Copy each record below exactly, please, and leave its pictures out.

+===+

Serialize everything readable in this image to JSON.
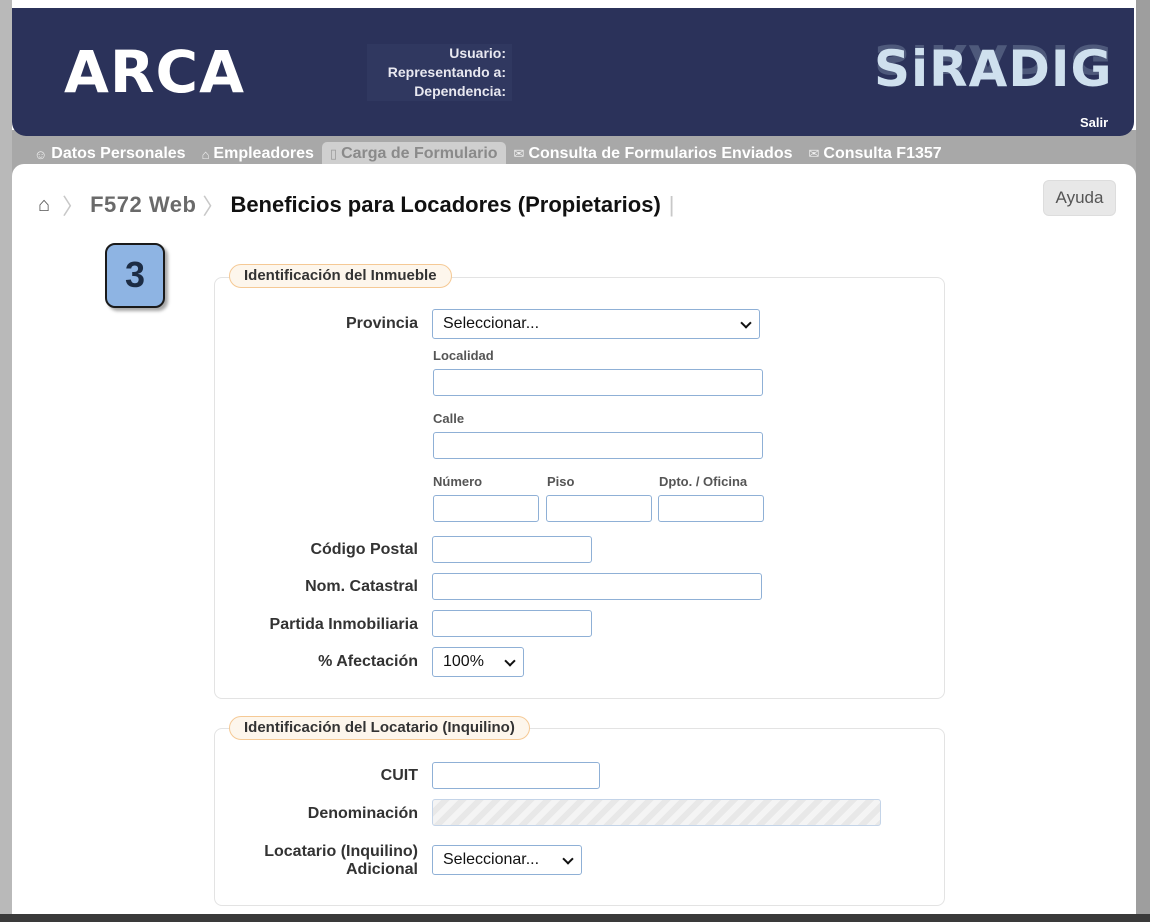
{
  "header": {
    "logo_left": "ARCA",
    "logo_right": "SiRADIG",
    "user_label": "Usuario:",
    "representing_label": "Representando a:",
    "dependency_label": "Dependencia:",
    "logout_label": "Salir"
  },
  "nav": {
    "items": [
      {
        "label": "Datos Personales",
        "icon": "person-icon"
      },
      {
        "label": "Empleadores",
        "icon": "building-icon"
      },
      {
        "label": "Carga de Formulario",
        "icon": "document-icon",
        "active": true
      },
      {
        "label": "Consulta de Formularios Enviados",
        "icon": "envelope-icon"
      },
      {
        "label": "Consulta F1357",
        "icon": "envelope-icon"
      }
    ]
  },
  "breadcrumb": {
    "home_icon": "home-icon",
    "form": "F572 Web",
    "title": "Beneficios para Locadores (Propietarios)"
  },
  "help_label": "Ayuda",
  "step_badge": "3",
  "inmueble": {
    "legend": "Identificación del Inmueble",
    "provincia_label": "Provincia",
    "provincia_value": "Seleccionar...",
    "localidad_label": "Localidad",
    "calle_label": "Calle",
    "numero_label": "Número",
    "piso_label": "Piso",
    "dpto_label": "Dpto. / Oficina",
    "codigo_postal_label": "Código Postal",
    "nom_catastral_label": "Nom. Catastral",
    "partida_label": "Partida Inmobiliaria",
    "afectacion_label": "% Afectación",
    "afectacion_value": "100%"
  },
  "locatario": {
    "legend": "Identificación del Locatario (Inquilino)",
    "cuit_label": "CUIT",
    "denominacion_label": "Denominación",
    "adicional_label_1": "Locatario (Inquilino)",
    "adicional_label_2": "Adicional",
    "adicional_value": "Seleccionar..."
  },
  "colors": {
    "header_bg": "#2b325a",
    "legend_border": "#f5c995",
    "input_border": "#8fb0d6",
    "badge_bg": "#8eb4e3"
  }
}
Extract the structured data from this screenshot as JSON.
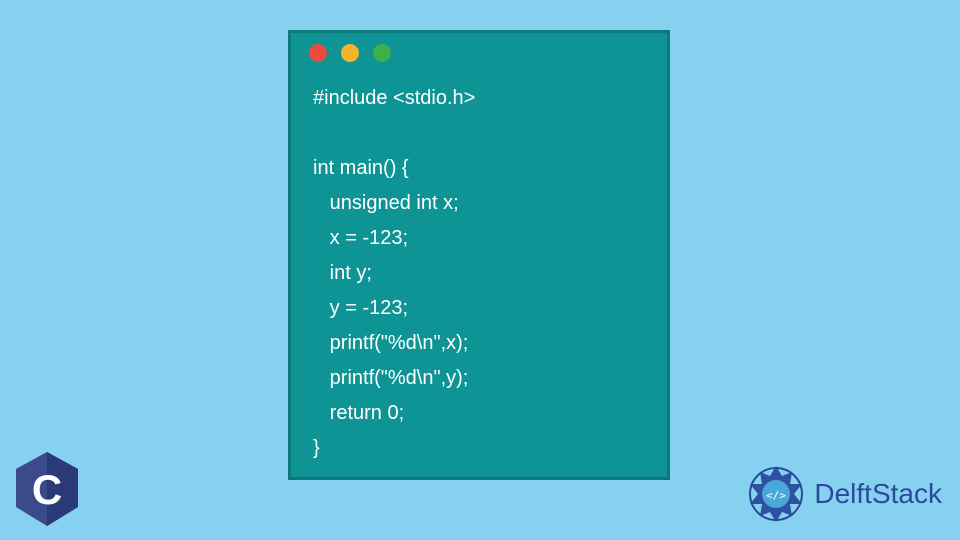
{
  "code": {
    "lines": [
      "#include <stdio.h>",
      "",
      "int main() {",
      "   unsigned int x;",
      "   x = -123;",
      "   int y;",
      "   y = -123;",
      "   printf(\"%d\\n\",x);",
      "   printf(\"%d\\n\",y);",
      "   return 0;",
      "}"
    ]
  },
  "window": {
    "dot_colors": [
      "#e94b3c",
      "#f5b32e",
      "#3cb04b"
    ]
  },
  "logos": {
    "c_letter": "C",
    "delftstack_text": "DelftStack"
  },
  "colors": {
    "background": "#87d1f0",
    "window": "#0f9495",
    "window_border": "#0a7a7b",
    "code_text": "#ffffff",
    "delft_blue": "#2a4a9c"
  }
}
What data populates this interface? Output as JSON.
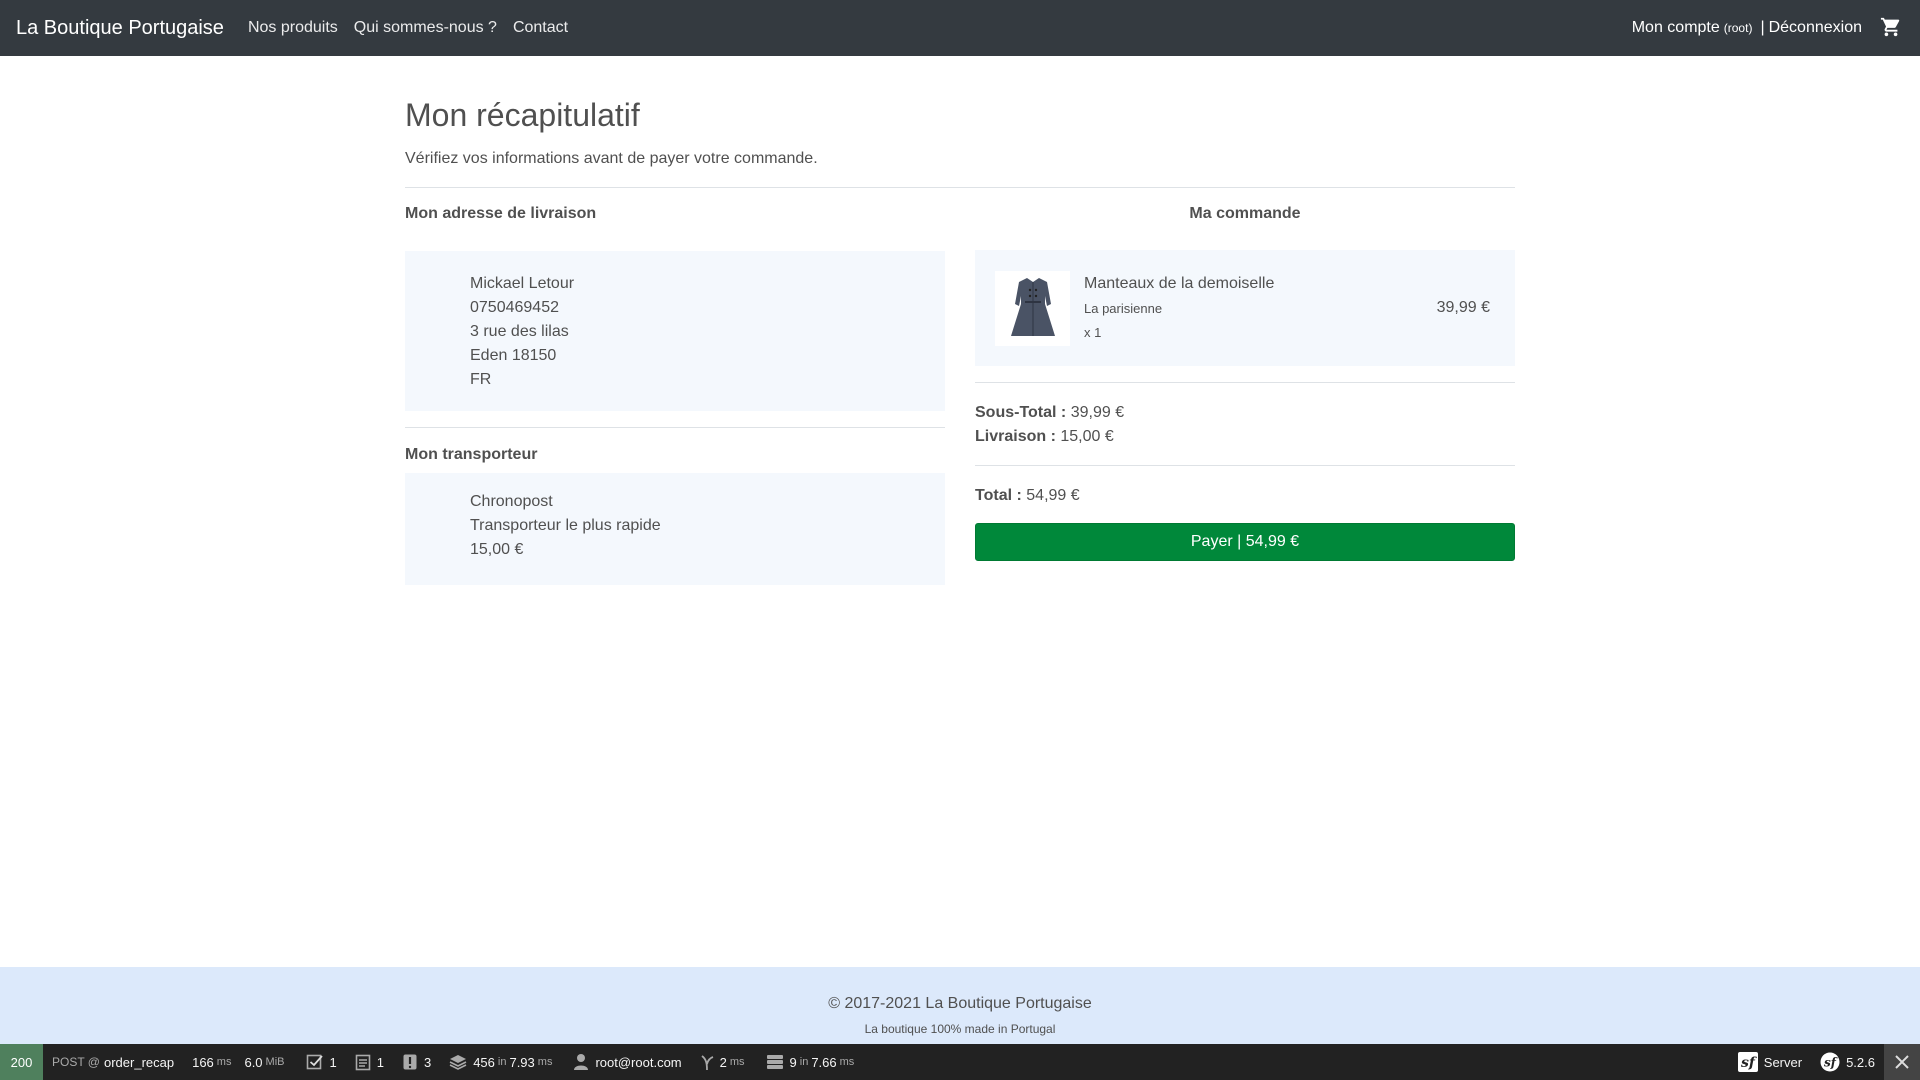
{
  "nav": {
    "brand": "La Boutique Portugaise",
    "links": [
      "Nos produits",
      "Qui sommes-nous ?",
      "Contact"
    ],
    "account": "Mon compte",
    "account_user": "(root)",
    "separator": "|",
    "logout": "Déconnexion",
    "cart_icon": "cart-icon"
  },
  "page": {
    "title": "Mon récapitulatif",
    "subtitle": "Vérifiez vos informations avant de payer votre commande."
  },
  "address": {
    "title": "Mon adresse de livraison",
    "lines": [
      "Mickael Letour",
      "0750469452",
      "3 rue des lilas",
      "Eden 18150",
      "FR"
    ]
  },
  "carrier": {
    "title": "Mon transporteur",
    "lines": [
      "Chronopost",
      "Transporteur le plus rapide",
      "15,00 €"
    ]
  },
  "order": {
    "title": "Ma commande",
    "product": {
      "name": "Manteaux de la demoiselle",
      "subtitle": "La parisienne",
      "quantity": "x 1",
      "price": "39,99 €"
    },
    "subtotal_label": "Sous-Total :",
    "subtotal_value": "39,99 €",
    "shipping_label": "Livraison :",
    "shipping_value": "15,00 €",
    "total_label": "Total :",
    "total_value": "54,99 €",
    "pay_button": "Payer | 54,99 €",
    "pay_color": "#00883a"
  },
  "footer": {
    "copyright": "© 2017-2021 La Boutique Portugaise",
    "tagline": "La boutique 100% made in Portugal"
  },
  "toolbar": {
    "status": "200",
    "method": "POST @",
    "route": "order_recap",
    "time": "166",
    "time_unit": "ms",
    "memory": "6.0",
    "memory_unit": "MiB",
    "forms": "1",
    "logs": "1",
    "errors": "3",
    "cache": "456",
    "cache_in": "in",
    "cache_time": "7.93",
    "cache_unit": "ms",
    "user": "root@root.com",
    "twig_time": "2",
    "twig_unit": "ms",
    "db_queries": "9",
    "db_in": "in",
    "db_time": "7.66",
    "db_unit": "ms",
    "server": "Server",
    "version": "5.2.6"
  }
}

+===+

> _SOLUTION_:
Serialize everything readable in this image to JSON.
{
  "header": {
    "logo_left": "ARCA",
    "logo_right": "SiRADIG",
    "user_label": "Usuario:",
    "representing_label": "Representando a:",
    "dependency_label": "Dependencia:",
    "logout_label": "Salir"
  },
  "nav": {
    "items": [
      {
        "label": "Datos Personales",
        "icon": "person-icon"
      },
      {
        "label": "Empleadores",
        "icon": "building-icon"
      },
      {
        "label": "Carga de Formulario",
        "icon": "document-icon",
        "active": true
      },
      {
        "label": "Consulta de Formularios Enviados",
        "icon": "envelope-icon"
      },
      {
        "label": "Consulta F1357",
        "icon": "envelope-icon"
      }
    ]
  },
  "breadcrumb": {
    "home_icon": "home-icon",
    "form": "F572 Web",
    "title": "Beneficios para Locadores (Propietarios)"
  },
  "help_label": "Ayuda",
  "step_badge": "3",
  "inmueble": {
    "legend": "Identificación del Inmueble",
    "provincia_label": "Provincia",
    "provincia_value": "Seleccionar...",
    "localidad_label": "Localidad",
    "calle_label": "Calle",
    "numero_label": "Número",
    "piso_label": "Piso",
    "dpto_label": "Dpto. / Oficina",
    "codigo_postal_label": "Código Postal",
    "nom_catastral_label": "Nom. Catastral",
    "partida_label": "Partida Inmobiliaria",
    "afectacion_label": "% Afectación",
    "afectacion_value": "100%"
  },
  "locatario": {
    "legend": "Identificación del Locatario (Inquilino)",
    "cuit_label": "CUIT",
    "denominacion_label": "Denominación",
    "adicional_label_1": "Locatario (Inquilino)",
    "adicional_label_2": "Adicional",
    "adicional_value": "Seleccionar..."
  },
  "colors": {
    "header_bg": "#2b325a",
    "legend_border": "#f5c995",
    "input_border": "#8fb0d6",
    "badge_bg": "#8eb4e3"
  }
}
Extract the structured data from this screenshot as JSON.
{
  "code": {
    "lines": [
      "#include <stdio.h>",
      "",
      "int main() {",
      "   unsigned int x;",
      "   x = -123;",
      "   int y;",
      "   y = -123;",
      "   printf(\"%d\\n\",x);",
      "   printf(\"%d\\n\",y);",
      "   return 0;",
      "}"
    ]
  },
  "window": {
    "dot_colors": [
      "#e94b3c",
      "#f5b32e",
      "#3cb04b"
    ]
  },
  "logos": {
    "c_letter": "C",
    "delftstack_text": "DelftStack"
  },
  "colors": {
    "background": "#87d1f0",
    "window": "#0f9495",
    "window_border": "#0a7a7b",
    "code_text": "#ffffff",
    "delft_blue": "#2a4a9c"
  }
}
What data populates this interface? Output as JSON.
{
  "nav": {
    "brand": "La Boutique Portugaise",
    "links": [
      "Nos produits",
      "Qui sommes-nous ?",
      "Contact"
    ],
    "account": "Mon compte",
    "account_user": "(root)",
    "separator": "|",
    "logout": "Déconnexion",
    "cart_icon": "cart-icon"
  },
  "page": {
    "title": "Mon récapitulatif",
    "subtitle": "Vérifiez vos informations avant de payer votre commande."
  },
  "address": {
    "title": "Mon adresse de livraison",
    "lines": [
      "Mickael Letour",
      "0750469452",
      "3 rue des lilas",
      "Eden 18150",
      "FR"
    ]
  },
  "carrier": {
    "title": "Mon transporteur",
    "lines": [
      "Chronopost",
      "Transporteur le plus rapide",
      "15,00 €"
    ]
  },
  "order": {
    "title": "Ma commande",
    "product": {
      "name": "Manteaux de la demoiselle",
      "subtitle": "La parisienne",
      "quantity": "x 1",
      "price": "39,99 €"
    },
    "subtotal_label": "Sous-Total :",
    "subtotal_value": "39,99 €",
    "shipping_label": "Livraison :",
    "shipping_value": "15,00 €",
    "total_label": "Total :",
    "total_value": "54,99 €",
    "pay_button": "Payer | 54,99 €",
    "pay_color": "#00883a"
  },
  "footer": {
    "copyright": "© 2017-2021 La Boutique Portugaise",
    "tagline": "La boutique 100% made in Portugal"
  },
  "toolbar": {
    "status": "200",
    "method": "POST @",
    "route": "order_recap",
    "time": "166",
    "time_unit": "ms",
    "memory": "6.0",
    "memory_unit": "MiB",
    "forms": "1",
    "logs": "1",
    "errors": "3",
    "cache": "456",
    "cache_in": "in",
    "cache_time": "7.93",
    "cache_unit": "ms",
    "user": "root@root.com",
    "twig_time": "2",
    "twig_unit": "ms",
    "db_queries": "9",
    "db_in": "in",
    "db_time": "7.66",
    "db_unit": "ms",
    "server": "Server",
    "version": "5.2.6"
  }
}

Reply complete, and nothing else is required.